Serial manufacturing of the S-70 Okhotnik was scheduled for 2023. It has now been delayed until 2025 (Ura.ru, May 18, 2022; TASS, April 25). Serial production of the long-endurance heavy Altius drone was close to beginning more than year ago, but it has made little progress since (RBC.ru, June 13, 2022). The primary problem lies in the absence of sufficient engines, as the original plan was based on using German-made RED A03 diesel engines.
Russia is currently developing two alternatives to the German engine. The first one is the turboprop VK-800SM developed by ODK-Klimov. However, the engine is not scheduled to receive official certification until the end of 2024. And the serial production of 30 engines annually will not begin until 2025 (Take-off.ru, April 6).
The second option is the APD-500 piston engine. The engine is being developed by the Russian state-owned Central Institute of Aviation Motors together with the Central Scientific Research Automobile and Automotive Engines Institute (NAMI) (Ciam.ru, October 14, 2021). Its specifications are comparable to the RED A03 engine, but APD-500 uses gasoline instead of diesel. The APD-500 was derived from the car engine that was developed by NAMI in cooperation with Porsche during the 2010s. That means it is inevitably dependent on imported components. It is unclear if Russia will be capable of starting serial production of the APD-500 on its own.
The same problem is true for the medium-class Orion reconnaissance/combat UAV. The Central Institute of Aviation Motors in Moscow together with GMZ Agat are developing the APD-100/120 piston engine (Aviatp.ru, accessed September 14). The ADP-100/120 is meant to be a counterpart to the Austrian-made Rotax 914 piston engine, which was originally used in the Orion UAVs. However, the dry mass of the APD-100/120 is 96 kilograms compared to 74.7 kilograms for the Rotax 914 with all its support systems. Moreover, 50 critical components relating to the APD-100/120’s fuel system still come from abroad.
The turbulence in Russia’s drone industry will continue, if not grow, in the coming years. For Moscow, it will become increasingly more difficult to manage all the issues related to drone manufacturing, especially in the military sector. Revising its ambitions is, nevertheless, politically unacceptable for the Kremlin.

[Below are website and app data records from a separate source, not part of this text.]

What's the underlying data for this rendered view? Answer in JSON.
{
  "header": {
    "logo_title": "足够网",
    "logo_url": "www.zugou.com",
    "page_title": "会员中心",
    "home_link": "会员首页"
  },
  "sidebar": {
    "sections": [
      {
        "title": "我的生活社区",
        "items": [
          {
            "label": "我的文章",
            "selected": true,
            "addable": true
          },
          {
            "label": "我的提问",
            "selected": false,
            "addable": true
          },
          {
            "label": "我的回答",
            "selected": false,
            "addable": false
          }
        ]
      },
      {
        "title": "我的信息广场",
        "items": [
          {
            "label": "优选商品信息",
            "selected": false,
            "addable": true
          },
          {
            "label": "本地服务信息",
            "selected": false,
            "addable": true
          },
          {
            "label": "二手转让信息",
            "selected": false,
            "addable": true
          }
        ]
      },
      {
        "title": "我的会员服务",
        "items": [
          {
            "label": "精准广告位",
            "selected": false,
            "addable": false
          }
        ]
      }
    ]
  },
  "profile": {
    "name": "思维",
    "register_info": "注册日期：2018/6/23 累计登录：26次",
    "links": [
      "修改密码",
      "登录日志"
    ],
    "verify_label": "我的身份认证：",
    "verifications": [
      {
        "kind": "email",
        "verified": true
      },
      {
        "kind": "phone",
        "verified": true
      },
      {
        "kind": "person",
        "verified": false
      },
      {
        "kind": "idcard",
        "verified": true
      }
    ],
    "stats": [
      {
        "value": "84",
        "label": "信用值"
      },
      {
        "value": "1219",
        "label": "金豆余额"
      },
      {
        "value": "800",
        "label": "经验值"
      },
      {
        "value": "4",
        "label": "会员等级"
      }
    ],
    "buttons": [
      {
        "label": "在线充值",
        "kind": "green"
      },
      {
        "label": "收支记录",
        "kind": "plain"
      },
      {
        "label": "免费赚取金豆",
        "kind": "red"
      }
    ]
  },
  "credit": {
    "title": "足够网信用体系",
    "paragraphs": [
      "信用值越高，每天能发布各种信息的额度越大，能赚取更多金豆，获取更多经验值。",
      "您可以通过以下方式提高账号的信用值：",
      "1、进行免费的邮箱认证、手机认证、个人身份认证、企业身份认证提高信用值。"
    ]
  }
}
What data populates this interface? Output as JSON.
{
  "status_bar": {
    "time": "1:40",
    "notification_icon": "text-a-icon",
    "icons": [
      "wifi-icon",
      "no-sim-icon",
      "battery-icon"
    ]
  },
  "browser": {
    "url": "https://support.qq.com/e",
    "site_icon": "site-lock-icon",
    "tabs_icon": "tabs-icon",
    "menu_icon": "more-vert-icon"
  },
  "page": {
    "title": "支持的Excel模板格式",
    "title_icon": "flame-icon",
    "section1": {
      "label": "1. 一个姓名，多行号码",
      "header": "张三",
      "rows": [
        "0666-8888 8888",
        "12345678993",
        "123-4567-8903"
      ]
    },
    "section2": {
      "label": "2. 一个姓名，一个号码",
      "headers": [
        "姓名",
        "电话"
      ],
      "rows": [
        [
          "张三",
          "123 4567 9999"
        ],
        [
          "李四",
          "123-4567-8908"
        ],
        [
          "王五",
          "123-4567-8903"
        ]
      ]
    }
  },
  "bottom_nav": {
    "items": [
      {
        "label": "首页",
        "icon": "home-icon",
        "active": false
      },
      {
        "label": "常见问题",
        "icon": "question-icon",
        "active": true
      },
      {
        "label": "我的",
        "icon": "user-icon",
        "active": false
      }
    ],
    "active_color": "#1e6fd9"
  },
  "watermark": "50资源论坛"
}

Consequently, the Russian Armed Forces will become ever-more dependent on small consumer-grade drones for reconnaissance tasks and relatively simple loitering munitions for combat operations.